Digital fortress was published in the year 1998, the year I was promoted in 5th standard and introduced to Enid Blaydon who would soon become my best friend. Never in my wildest dreams would I have thought that in a parallel world miles apart from my secret sevens and famous fives there was a buzzing of codes and encryption. The book is based on the art of cryptography (art of hiding a secret message in a seemingly inconsequential piece of data) and the means and mechanism involved in decrypting the secret message. My world was still untouched by the advent of internet and what would become a very popular means of communication in those times – the email. Not proud to admit this, but I was familiarized with the concept of cryptography another 11 years later while preparing for my engineering third year seminar, the topic of which I had chosen as Stenography.

 Stenography can be called as the sister of cryptography. It refers to the concealment of messages inside an image, sound file or any other digital media type. Another interesting branch of stenography is network stenography which utilizes the communication protocols and are apparently harder to detect. Whatever maybe the mechanism the methodology of hiding messaging is definitely a boon, especially for the unlawful transactions and elements like warlords, drug dealers and terrorists. It is a common knowledge that the 9/11 attack was planned and executed by hiding the messages in images via Stenography. To counteract this menace our intelligence agencies have to be at least one step ahead. There are various programs and dedicated computers specifically designed to break codes. And these codes are not just any random haphazardly arranged jumbled words. There are specific mathematical algorithms designed to create encoded messages. And these may take a cryptographer or a computer time ranging from few seconds to years to break them. Programs are making use of parallel processing and complex circuitry to come up with something so powerful that will break codes with seconds. On the other hand hackers and other smarties are coming up with codes that are unbreakable. A very interesting chain of actions.
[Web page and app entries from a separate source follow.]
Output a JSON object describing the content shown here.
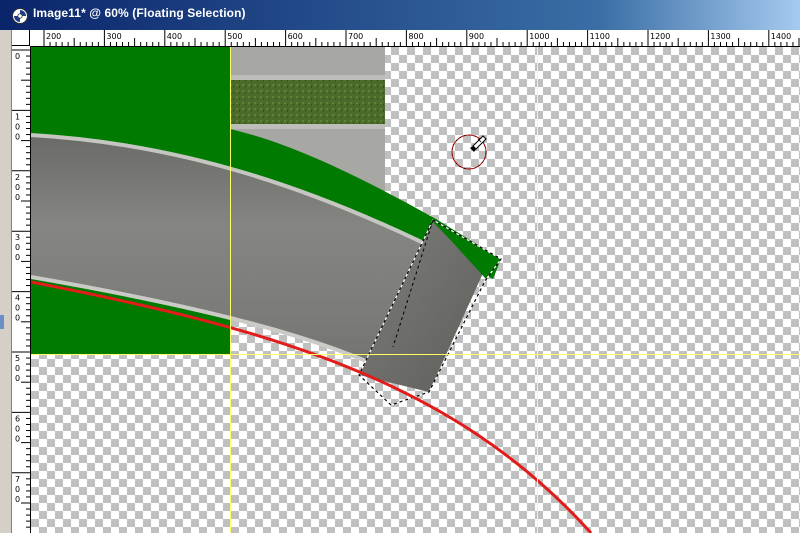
{
  "window": {
    "title": "Image11* @  60% (Floating Selection)",
    "icon": "paint-shop-pro-app-icon"
  },
  "hruler": {
    "labels": [
      "200",
      "300",
      "400",
      "500",
      "600",
      "700",
      "800",
      "900",
      "1000",
      "1100",
      "1200",
      "1300",
      "1400"
    ]
  },
  "vruler": {
    "labels": [
      [
        "0"
      ],
      [
        "1",
        "0",
        "0"
      ],
      [
        "2",
        "0",
        "0"
      ],
      [
        "3",
        "0",
        "0"
      ],
      [
        "4",
        "0",
        "0"
      ],
      [
        "5",
        "0",
        "0"
      ],
      [
        "6",
        "0",
        "0"
      ],
      [
        "7",
        "0",
        "0"
      ]
    ]
  },
  "canvas": {
    "zoom_percent": 60,
    "background": "transparency-checkerboard",
    "layer_colors": {
      "grass": "#007a00",
      "road": "#7a7a76",
      "curb": "#bcbcb8",
      "guide": "#ffff66",
      "path": "#e21b1b"
    },
    "cursor": "brush-cursor-icon",
    "selection": "floating-selection-marquee"
  }
}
US National Security Agency (NSA) is responsible for snooping stuff of internet and cracking objectionable and suspicious messages. Many a terror attacks and drug deals have been avoided after the NSA alerted the administration and authority. However all the snooping across sensitive data's has been gaining a lot of negative feedback from technology giants. Recently according to reports NSA broke into Google and Yahoo's data centers across the world.After this Google, Yahoo, Microsoft, Apple, AOL and Facebook have supported a legislation to clip NSA's wings. It seems the aggressive eavesdropping activity is causing a botheration. What fascinates me is that Mr. Brown has already described in the book published in 1998 is actually happening now!

Though still halfway through the book, the codes, keys and programming description in the book is very fascinating. By the time I am done reading the book, I will have done a more detailed and comprehensive research and analysis on the subject. Any queries or interesting piece of insight related to the topic are welcome.

NOTE: All details related to NSA, the legislation details and the pictures have been taken from various sites on internet and TOI.


P.S While re-reading the post I just realized that the last two paragraphs sound more like a technical paper write-up than a blogpost! Anyhow a little change and something new doesn’t hurt anyone, right?